_EXERCISE REQUIREMENTS_. Please write out the data that follows, word for word.

◆ ◆ ◆ ◆ ◆

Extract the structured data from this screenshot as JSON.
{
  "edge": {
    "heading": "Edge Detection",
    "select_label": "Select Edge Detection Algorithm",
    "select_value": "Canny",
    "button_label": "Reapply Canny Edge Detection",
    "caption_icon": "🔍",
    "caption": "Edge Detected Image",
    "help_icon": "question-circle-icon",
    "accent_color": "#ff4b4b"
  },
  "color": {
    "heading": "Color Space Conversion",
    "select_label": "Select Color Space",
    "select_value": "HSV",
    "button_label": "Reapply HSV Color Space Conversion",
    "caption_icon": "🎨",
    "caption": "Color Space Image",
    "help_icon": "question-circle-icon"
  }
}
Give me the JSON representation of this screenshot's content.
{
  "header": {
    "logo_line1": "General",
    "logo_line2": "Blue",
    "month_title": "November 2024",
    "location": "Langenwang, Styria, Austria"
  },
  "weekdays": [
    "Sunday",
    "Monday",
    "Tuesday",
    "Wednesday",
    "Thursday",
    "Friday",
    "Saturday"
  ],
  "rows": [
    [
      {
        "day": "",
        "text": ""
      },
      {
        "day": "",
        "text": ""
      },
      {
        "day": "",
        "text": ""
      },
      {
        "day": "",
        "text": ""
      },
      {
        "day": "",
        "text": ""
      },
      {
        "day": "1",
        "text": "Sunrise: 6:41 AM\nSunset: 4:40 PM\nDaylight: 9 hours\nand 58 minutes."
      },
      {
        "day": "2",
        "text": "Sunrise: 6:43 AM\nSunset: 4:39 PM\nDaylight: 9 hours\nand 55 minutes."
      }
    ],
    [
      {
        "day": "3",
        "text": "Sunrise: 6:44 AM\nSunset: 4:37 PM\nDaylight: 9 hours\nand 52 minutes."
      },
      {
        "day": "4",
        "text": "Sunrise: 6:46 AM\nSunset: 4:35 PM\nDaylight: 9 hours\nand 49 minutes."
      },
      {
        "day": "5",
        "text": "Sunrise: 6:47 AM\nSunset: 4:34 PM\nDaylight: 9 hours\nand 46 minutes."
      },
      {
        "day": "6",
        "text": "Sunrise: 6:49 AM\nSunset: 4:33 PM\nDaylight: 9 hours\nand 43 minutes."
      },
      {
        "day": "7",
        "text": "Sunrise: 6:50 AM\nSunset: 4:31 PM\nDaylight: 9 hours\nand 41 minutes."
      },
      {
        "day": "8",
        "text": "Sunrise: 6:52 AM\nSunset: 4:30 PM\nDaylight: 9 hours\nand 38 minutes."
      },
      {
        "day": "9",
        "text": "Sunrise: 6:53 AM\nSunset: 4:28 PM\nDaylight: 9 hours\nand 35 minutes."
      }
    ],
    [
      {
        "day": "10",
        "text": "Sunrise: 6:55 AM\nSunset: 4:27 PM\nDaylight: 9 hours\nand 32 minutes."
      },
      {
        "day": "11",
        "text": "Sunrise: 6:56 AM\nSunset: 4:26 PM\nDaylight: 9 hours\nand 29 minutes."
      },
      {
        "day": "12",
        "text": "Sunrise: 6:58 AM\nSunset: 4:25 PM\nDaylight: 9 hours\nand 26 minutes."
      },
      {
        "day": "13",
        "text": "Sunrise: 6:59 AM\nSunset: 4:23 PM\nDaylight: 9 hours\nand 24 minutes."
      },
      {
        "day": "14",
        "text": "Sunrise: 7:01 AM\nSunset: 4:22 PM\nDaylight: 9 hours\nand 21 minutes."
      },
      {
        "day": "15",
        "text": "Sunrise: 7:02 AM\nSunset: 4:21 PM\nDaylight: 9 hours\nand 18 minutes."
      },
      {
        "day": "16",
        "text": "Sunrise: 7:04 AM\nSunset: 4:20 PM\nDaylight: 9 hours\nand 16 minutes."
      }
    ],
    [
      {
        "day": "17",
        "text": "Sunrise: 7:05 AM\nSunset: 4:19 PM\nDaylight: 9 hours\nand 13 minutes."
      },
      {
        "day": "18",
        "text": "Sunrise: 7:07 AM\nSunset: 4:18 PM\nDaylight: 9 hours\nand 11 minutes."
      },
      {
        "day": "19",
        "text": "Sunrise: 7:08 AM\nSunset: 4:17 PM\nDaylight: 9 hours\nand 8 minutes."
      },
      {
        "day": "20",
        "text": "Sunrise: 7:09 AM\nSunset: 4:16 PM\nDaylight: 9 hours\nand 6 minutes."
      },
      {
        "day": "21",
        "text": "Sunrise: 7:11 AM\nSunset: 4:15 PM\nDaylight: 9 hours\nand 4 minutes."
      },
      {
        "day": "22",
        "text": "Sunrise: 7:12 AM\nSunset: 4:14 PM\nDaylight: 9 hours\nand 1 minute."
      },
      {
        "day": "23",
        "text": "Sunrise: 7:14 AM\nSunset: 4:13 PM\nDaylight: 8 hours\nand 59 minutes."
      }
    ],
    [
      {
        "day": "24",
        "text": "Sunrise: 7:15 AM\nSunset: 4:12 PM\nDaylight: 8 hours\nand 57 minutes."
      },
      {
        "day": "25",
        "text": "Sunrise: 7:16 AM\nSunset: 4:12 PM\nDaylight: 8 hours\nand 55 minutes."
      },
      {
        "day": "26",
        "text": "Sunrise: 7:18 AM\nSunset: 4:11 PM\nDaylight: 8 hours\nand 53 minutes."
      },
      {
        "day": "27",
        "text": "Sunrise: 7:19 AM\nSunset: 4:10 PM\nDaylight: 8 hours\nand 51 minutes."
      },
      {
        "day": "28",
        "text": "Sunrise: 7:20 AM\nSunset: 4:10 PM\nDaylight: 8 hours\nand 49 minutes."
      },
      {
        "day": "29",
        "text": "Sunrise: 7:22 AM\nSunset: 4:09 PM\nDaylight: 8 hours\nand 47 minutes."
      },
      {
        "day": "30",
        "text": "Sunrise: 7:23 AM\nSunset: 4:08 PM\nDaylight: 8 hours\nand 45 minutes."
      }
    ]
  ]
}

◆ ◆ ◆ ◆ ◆

_SOLUTION_.
Extract the structured data from this screenshot as JSON.
{
  "edge": {
    "heading": "Edge Detection",
    "select_label": "Select Edge Detection Algorithm",
    "select_value": "Canny",
    "button_label": "Reapply Canny Edge Detection",
    "caption_icon": "🔍",
    "caption": "Edge Detected Image",
    "help_icon": "question-circle-icon",
    "accent_color": "#ff4b4b"
  },
  "color": {
    "heading": "Color Space Conversion",
    "select_label": "Select Color Space",
    "select_value": "HSV",
    "button_label": "Reapply HSV Color Space Conversion",
    "caption_icon": "🎨",
    "caption": "Color Space Image",
    "help_icon": "question-circle-icon"
  }
}
Give me the JSON representation of this screenshot's content.
{
  "header": {
    "logo_line1": "General",
    "logo_line2": "Blue",
    "month_title": "November 2024",
    "location": "Langenwang, Styria, Austria"
  },
  "weekdays": [
    "Sunday",
    "Monday",
    "Tuesday",
    "Wednesday",
    "Thursday",
    "Friday",
    "Saturday"
  ],
  "rows": [
    [
      {
        "day": "",
        "text": ""
      },
      {
        "day": "",
        "text": ""
      },
      {
        "day": "",
        "text": ""
      },
      {
        "day": "",
        "text": ""
      },
      {
        "day": "",
        "text": ""
      },
      {
        "day": "1",
        "text": "Sunrise: 6:41 AM\nSunset: 4:40 PM\nDaylight: 9 hours\nand 58 minutes."
      },
      {
        "day": "2",
        "text": "Sunrise: 6:43 AM\nSunset: 4:39 PM\nDaylight: 9 hours\nand 55 minutes."
      }
    ],
    [
      {
        "day": "3",
        "text": "Sunrise: 6:44 AM\nSunset: 4:37 PM\nDaylight: 9 hours\nand 52 minutes."
      },
      {
        "day": "4",
        "text": "Sunrise: 6:46 AM\nSunset: 4:35 PM\nDaylight: 9 hours\nand 49 minutes."
      },
      {
        "day": "5",
        "text": "Sunrise: 6:47 AM\nSunset: 4:34 PM\nDaylight: 9 hours\nand 46 minutes."
      },
      {
        "day": "6",
        "text": "Sunrise: 6:49 AM\nSunset: 4:33 PM\nDaylight: 9 hours\nand 43 minutes."
      },
      {
        "day": "7",
        "text": "Sunrise: 6:50 AM\nSunset: 4:31 PM\nDaylight: 9 hours\nand 41 minutes."
      },
      {
        "day": "8",
        "text": "Sunrise: 6:52 AM\nSunset: 4:30 PM\nDaylight: 9 hours\nand 38 minutes."
      },
      {
        "day": "9",
        "text": "Sunrise: 6:53 AM\nSunset: 4:28 PM\nDaylight: 9 hours\nand 35 minutes."
      }
    ],
    [
      {
        "day": "10",
        "text": "Sunrise: 6:55 AM\nSunset: 4:27 PM\nDaylight: 9 hours\nand 32 minutes."
      },
      {
        "day": "11",
        "text": "Sunrise: 6:56 AM\nSunset: 4:26 PM\nDaylight: 9 hours\nand 29 minutes."
      },
      {
        "day": "12",
        "text": "Sunrise: 6:58 AM\nSunset: 4:25 PM\nDaylight: 9 hours\nand 26 minutes."
      },
      {
        "day": "13",
        "text": "Sunrise: 6:59 AM\nSunset: 4:23 PM\nDaylight: 9 hours\nand 24 minutes."
      },
      {
        "day": "14",
        "text": "Sunrise: 7:01 AM\nSunset: 4:22 PM\nDaylight: 9 hours\nand 21 minutes."
      },
      {
        "day": "15",
        "text": "Sunrise: 7:02 AM\nSunset: 4:21 PM\nDaylight: 9 hours\nand 18 minutes."
      },
      {
        "day": "16",
        "text": "Sunrise: 7:04 AM\nSunset: 4:20 PM\nDaylight: 9 hours\nand 16 minutes."
      }
    ],
    [
      {
        "day": "17",
        "text": "Sunrise: 7:05 AM\nSunset: 4:19 PM\nDaylight: 9 hours\nand 13 minutes."
      },
      {
        "day": "18",
        "text": "Sunrise: 7:07 AM\nSunset: 4:18 PM\nDaylight: 9 hours\nand 11 minutes."
      },
      {
        "day": "19",
        "text": "Sunrise: 7:08 AM\nSunset: 4:17 PM\nDaylight: 9 hours\nand 8 minutes."
      },
      {
        "day": "20",
        "text": "Sunrise: 7:09 AM\nSunset: 4:16 PM\nDaylight: 9 hours\nand 6 minutes."
      },
      {
        "day": "21",
        "text": "Sunrise: 7:11 AM\nSunset: 4:15 PM\nDaylight: 9 hours\nand 4 minutes."
      },
      {
        "day": "22",
        "text": "Sunrise: 7:12 AM\nSunset: 4:14 PM\nDaylight: 9 hours\nand 1 minute."
      },
      {
        "day": "23",
        "text": "Sunrise: 7:14 AM\nSunset: 4:13 PM\nDaylight: 8 hours\nand 59 minutes."
      }
    ],
    [
      {
        "day": "24",
        "text": "Sunrise: 7:15 AM\nSunset: 4:12 PM\nDaylight: 8 hours\nand 57 minutes."
      },
      {
        "day": "25",
        "text": "Sunrise: 7:16 AM\nSunset: 4:12 PM\nDaylight: 8 hours\nand 55 minutes."
      },
      {
        "day": "26",
        "text": "Sunrise: 7:18 AM\nSunset: 4:11 PM\nDaylight: 8 hours\nand 53 minutes."
      },
      {
        "day": "27",
        "text": "Sunrise: 7:19 AM\nSunset: 4:10 PM\nDaylight: 8 hours\nand 51 minutes."
      },
      {
        "day": "28",
        "text": "Sunrise: 7:20 AM\nSunset: 4:10 PM\nDaylight: 8 hours\nand 49 minutes."
      },
      {
        "day": "29",
        "text": "Sunrise: 7:22 AM\nSunset: 4:09 PM\nDaylight: 8 hours\nand 47 minutes."
      },
      {
        "day": "30",
        "text": "Sunrise: 7:23 AM\nSunset: 4:08 PM\nDaylight: 8 hours\nand 45 minutes."
      }
    ]
  ]
}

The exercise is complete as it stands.